  • K.B. Houston

    This is probably my favorite article I’ve ever read here.

    Look at all four of the above. What do they have in common? Negativity. All four are traits we tend to label as negative aspects of our life, yet Carson (and the entire movie business) is sitting here telling you, “No! This is what makes a great character and a great film!” It’s just funny, that’s all. In society we’re taught to hide all these parts of our personality, yet place us in a dark theater where you don’t know anybody and the one thing we can’t go without are vices, fears, inner turmoil, etc. These are the elements that make us human! We know this, yet for whatever reason we’re taught to ignore these innate characteristics, brush them under the rug. Well, Hollywood is proving this notion erroneous, and for that, I’m happy to say I’m at least somewhat a part of it.

    A few things:

    I’m a firm believer in inner conflict. The other three can work if you’re a good writer, but none can go as deep as inner conflict. With inner conflict you get at the bare bones of fear, vices and flaws, which is personal struggle. That’s what we’re really getting at with any type of inner problem you’re examining. For example, take a vice like drugs. Let’s say you’re main character is a coke addict. Next, ask yourself this: Why is she/he a coke addict? THAT’S where you’ll start to get somewhere. That’s where the inner conflict resides. That’s where you’re depth will manifest itself and where storylines can begin to form. Trust me, when it comes to problems, always ask why. Why, why, why. You’ll then start to dig into your characters past, their DNA, their decision making, and your depth will unwrap itself right before your very eyes.

    This is why I’ve always like Scorsese. His main characters are always just that: characters. There’s always something going on beneath the surface. There’s always a massive personal struggle and often a downward spiral that you just can’t look away from. Raging Bull is perhaps my favorite film for this very reason. Watching Jake LaMotta slowly unwind from world champ to paranoid comedy hack is pure cinema bliss, in my opinion. It’s just so real, so lifelike. No matter who you are or what you’ve been through, when you watch Raging Bull or Taxi Driver you can relate to those characters on a human level.
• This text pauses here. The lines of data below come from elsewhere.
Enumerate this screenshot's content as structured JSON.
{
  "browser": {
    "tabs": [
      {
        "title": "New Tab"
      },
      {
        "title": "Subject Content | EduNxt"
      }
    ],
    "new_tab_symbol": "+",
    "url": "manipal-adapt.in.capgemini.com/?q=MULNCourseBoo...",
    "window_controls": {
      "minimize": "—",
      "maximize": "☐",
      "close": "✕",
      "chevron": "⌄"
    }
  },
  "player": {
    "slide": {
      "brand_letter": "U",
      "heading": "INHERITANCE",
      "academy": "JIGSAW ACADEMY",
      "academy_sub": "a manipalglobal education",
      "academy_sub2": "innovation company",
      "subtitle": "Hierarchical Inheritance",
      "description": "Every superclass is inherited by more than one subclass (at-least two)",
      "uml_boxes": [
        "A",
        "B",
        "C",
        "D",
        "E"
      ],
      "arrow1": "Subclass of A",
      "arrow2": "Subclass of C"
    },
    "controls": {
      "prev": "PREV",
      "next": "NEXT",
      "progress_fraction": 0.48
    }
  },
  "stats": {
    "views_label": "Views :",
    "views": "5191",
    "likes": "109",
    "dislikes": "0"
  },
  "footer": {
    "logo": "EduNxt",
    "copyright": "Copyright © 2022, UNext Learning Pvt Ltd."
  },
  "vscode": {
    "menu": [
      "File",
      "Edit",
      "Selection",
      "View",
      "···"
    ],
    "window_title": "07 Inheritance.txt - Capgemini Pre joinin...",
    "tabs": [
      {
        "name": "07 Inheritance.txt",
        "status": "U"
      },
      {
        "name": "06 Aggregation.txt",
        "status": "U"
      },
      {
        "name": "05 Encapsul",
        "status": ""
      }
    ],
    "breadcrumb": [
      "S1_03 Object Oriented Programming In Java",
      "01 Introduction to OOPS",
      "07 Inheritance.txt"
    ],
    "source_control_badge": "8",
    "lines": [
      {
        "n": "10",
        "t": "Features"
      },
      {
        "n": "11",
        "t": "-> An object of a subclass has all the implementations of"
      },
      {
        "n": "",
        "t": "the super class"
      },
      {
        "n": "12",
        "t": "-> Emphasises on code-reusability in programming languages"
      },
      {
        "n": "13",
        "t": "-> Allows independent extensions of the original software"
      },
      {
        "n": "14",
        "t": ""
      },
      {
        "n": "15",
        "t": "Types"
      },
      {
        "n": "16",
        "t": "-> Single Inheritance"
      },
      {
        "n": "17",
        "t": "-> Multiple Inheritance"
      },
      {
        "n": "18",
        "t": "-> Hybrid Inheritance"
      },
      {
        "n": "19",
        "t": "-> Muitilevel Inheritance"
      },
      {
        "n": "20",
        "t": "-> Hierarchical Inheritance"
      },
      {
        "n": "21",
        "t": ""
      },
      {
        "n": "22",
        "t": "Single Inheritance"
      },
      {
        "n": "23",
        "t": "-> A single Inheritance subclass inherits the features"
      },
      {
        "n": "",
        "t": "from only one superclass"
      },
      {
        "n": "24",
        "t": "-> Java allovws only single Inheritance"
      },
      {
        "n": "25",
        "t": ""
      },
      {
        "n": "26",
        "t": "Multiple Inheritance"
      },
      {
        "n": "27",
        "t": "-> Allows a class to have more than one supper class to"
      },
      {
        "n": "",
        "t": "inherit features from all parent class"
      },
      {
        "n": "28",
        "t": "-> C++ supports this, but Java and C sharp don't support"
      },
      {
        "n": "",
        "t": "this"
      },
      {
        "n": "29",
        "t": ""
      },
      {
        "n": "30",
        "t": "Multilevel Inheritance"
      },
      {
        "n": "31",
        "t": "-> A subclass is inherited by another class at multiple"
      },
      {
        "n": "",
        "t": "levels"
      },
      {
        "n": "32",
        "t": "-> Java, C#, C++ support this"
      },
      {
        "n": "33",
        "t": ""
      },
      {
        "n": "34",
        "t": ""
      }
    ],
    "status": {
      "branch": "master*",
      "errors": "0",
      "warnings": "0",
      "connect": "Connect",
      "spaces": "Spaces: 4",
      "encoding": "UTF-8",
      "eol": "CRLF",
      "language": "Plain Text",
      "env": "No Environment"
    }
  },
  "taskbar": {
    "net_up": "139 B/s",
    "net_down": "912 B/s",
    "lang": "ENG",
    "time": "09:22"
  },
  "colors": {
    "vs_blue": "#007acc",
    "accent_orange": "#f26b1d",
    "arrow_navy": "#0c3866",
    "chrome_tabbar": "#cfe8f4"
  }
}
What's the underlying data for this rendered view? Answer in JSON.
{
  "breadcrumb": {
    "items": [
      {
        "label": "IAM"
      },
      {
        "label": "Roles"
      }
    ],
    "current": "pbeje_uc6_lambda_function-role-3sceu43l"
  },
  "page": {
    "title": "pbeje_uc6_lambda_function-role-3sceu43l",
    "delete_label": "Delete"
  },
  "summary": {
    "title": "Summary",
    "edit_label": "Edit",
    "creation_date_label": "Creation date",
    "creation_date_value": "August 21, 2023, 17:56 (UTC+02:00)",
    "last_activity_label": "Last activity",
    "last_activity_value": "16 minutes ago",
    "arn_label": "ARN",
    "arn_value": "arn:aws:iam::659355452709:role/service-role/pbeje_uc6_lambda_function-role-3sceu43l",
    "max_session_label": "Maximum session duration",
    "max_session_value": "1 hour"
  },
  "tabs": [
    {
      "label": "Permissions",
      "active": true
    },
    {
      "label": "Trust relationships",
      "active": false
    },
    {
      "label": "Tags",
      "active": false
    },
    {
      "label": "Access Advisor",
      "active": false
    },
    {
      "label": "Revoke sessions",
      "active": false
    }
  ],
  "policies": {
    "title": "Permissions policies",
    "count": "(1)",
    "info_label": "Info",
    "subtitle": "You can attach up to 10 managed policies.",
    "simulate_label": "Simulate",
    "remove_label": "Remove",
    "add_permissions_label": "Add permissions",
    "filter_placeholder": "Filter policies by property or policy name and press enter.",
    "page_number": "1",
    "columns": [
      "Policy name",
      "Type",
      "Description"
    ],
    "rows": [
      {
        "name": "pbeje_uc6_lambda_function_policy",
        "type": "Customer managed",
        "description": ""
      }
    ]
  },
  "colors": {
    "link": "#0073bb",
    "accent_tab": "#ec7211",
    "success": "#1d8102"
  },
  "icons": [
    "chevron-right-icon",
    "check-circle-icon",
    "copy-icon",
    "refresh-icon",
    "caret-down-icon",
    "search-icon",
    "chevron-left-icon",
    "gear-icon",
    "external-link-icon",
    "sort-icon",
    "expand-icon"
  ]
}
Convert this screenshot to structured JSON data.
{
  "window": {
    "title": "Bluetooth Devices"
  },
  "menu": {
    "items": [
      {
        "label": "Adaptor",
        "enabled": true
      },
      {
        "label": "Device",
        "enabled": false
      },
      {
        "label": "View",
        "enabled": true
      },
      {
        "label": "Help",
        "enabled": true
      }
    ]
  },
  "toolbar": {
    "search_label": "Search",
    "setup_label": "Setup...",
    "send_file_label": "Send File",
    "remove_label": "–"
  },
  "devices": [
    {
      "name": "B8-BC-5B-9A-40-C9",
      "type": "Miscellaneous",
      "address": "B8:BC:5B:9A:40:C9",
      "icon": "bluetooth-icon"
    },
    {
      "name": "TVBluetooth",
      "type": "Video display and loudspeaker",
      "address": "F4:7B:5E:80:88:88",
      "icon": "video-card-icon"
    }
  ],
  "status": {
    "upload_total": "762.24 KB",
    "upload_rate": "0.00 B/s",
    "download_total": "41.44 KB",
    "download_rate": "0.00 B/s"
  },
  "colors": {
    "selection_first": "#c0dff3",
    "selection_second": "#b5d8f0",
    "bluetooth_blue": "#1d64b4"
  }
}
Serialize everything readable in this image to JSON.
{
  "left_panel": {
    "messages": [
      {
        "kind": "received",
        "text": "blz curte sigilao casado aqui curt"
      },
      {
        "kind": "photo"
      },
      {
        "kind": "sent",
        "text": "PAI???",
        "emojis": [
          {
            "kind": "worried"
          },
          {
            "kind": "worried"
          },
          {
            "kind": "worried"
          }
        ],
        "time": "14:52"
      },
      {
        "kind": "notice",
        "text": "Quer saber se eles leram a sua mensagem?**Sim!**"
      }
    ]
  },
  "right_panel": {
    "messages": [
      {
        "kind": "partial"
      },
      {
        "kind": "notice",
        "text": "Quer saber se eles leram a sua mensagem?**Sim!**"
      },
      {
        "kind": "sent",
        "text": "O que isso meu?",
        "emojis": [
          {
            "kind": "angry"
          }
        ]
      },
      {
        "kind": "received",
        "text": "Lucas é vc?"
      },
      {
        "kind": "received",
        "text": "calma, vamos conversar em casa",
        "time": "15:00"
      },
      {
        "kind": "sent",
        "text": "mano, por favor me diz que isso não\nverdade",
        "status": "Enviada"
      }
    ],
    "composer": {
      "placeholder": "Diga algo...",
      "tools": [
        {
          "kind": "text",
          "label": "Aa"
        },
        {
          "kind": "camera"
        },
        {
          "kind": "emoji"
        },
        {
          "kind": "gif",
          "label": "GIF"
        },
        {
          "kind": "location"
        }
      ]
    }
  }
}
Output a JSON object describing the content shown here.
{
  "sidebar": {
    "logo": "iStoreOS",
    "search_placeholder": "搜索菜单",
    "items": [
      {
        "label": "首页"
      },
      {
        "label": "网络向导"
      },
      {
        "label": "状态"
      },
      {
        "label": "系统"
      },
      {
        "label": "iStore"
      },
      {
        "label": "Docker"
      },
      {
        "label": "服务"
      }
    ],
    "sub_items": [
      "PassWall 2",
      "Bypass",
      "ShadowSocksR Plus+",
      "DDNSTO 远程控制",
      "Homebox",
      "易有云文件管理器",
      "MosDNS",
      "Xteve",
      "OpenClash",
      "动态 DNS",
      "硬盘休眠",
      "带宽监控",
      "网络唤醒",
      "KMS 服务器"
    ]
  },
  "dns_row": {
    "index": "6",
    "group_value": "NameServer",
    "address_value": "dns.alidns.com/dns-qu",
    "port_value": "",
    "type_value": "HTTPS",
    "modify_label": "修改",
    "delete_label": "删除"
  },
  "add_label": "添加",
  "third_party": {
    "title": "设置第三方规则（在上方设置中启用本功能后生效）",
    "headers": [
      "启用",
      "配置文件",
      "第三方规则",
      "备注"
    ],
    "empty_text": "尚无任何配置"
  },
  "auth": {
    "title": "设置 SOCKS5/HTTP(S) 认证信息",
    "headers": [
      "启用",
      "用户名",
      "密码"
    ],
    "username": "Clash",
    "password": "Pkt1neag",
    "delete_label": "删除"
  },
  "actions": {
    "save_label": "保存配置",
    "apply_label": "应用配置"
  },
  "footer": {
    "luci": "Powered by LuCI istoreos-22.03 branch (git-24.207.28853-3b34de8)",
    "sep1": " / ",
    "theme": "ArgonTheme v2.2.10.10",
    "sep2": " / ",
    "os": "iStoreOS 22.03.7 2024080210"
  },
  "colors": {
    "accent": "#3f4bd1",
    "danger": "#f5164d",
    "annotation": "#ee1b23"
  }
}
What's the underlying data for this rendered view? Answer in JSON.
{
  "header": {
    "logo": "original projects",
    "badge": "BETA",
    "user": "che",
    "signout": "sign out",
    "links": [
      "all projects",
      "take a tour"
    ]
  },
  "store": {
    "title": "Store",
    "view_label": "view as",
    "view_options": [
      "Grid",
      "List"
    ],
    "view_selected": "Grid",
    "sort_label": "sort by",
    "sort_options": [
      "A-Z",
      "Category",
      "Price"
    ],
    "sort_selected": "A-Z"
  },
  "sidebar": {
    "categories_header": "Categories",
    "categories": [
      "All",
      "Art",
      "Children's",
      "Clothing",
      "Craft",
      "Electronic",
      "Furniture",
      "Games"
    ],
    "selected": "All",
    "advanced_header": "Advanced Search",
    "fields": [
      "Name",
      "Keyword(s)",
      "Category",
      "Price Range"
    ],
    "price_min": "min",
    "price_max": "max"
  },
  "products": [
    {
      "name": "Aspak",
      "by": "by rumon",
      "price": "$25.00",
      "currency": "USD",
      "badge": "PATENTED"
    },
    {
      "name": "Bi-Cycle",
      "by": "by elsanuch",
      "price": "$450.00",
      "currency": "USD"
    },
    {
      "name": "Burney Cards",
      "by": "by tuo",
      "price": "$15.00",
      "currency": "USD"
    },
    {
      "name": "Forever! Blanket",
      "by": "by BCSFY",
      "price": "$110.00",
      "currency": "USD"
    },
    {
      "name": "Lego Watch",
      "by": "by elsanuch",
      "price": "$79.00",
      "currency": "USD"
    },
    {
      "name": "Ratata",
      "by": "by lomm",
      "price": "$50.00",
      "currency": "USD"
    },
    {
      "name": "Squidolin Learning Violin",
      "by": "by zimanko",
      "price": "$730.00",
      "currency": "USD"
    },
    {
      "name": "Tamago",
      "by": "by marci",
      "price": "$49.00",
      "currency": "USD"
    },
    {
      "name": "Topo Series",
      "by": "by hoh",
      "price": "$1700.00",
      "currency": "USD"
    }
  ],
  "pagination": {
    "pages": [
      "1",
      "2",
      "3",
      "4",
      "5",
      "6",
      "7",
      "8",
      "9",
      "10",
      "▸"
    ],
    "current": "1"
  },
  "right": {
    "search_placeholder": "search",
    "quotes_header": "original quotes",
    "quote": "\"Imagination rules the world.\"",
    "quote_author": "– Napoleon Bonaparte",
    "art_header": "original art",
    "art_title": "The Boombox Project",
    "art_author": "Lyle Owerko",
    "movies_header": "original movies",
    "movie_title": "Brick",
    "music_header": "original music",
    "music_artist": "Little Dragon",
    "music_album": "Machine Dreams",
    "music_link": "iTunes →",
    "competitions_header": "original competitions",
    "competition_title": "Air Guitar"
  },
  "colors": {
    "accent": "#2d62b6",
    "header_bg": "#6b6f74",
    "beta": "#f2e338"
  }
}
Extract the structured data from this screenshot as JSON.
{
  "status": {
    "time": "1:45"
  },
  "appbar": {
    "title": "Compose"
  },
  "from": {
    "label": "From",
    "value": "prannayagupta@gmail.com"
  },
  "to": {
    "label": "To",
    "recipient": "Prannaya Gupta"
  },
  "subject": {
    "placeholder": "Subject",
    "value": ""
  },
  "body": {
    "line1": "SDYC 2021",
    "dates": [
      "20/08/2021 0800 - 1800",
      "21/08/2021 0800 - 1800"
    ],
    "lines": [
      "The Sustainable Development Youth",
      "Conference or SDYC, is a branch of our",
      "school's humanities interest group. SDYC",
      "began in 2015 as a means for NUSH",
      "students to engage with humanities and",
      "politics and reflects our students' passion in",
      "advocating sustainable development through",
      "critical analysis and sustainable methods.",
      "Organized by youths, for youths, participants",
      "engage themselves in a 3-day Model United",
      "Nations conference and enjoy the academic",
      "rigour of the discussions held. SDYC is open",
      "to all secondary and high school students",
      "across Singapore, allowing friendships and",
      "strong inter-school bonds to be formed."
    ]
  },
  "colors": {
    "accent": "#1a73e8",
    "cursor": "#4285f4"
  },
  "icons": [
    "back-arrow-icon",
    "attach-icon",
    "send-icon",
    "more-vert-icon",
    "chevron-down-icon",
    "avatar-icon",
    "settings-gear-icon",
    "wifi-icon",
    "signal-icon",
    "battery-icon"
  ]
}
That’s what cinema is all about.

  • K.B. Houston

    I strongly agree with this statement. I’ve always just referred to it as contrast but I like your term better! Strong contrast in character traits can add HUGE depth. I’ve always loved these types of character studies because they create inner turmoil in such an original manner. I have a story idea I’m considering about a pharmacist who refuses to take medication for her mental issues. Just an idea, but a fair example of your theory.

  • Awescillot

    Great article. Clear overview, which makes it ridicilously easy to read/apply.

    One thing though, inner conflict, flaws.. Why hasn’t anybody mentioned In Bruges yet?

    • Nate

      I really do think Carson should do In Bruges for his Tuesday article. I think there’s a lot we could learn from that one.

      • Awescillot

        I totally agree with you, I’d love to know what his thoughts on it are.

        I wondered, though, if Carson might not already have posted an article about In Bruges, so I googled it.

        He didn’t write an article about it, but he has mentioned it. Apparently, he just doesn’t like the film: “As much as this will piss everyone off, I never understood the love for In Bruges, ”

        ( scriptshadow.blogspot.com/2011/07/scriptshadow-reader-top-25-and-amateur.html )

        So I’m guessing it’s probably not on the top of his to do list. Ah well..

  • blueiis0112

    I think the fear factor worked really well in “Aliens” because Ripley was just full of fear. The rest of the characters took a while to catch up, but very quickly they starting feel the same fear. The only other aspect of this movie was what little we know about the queen. Very little about her abilities, biology or origin have been explored. She inspires fear because we don’t know enough to really control her. I wish someone would go into that direction for a franchise.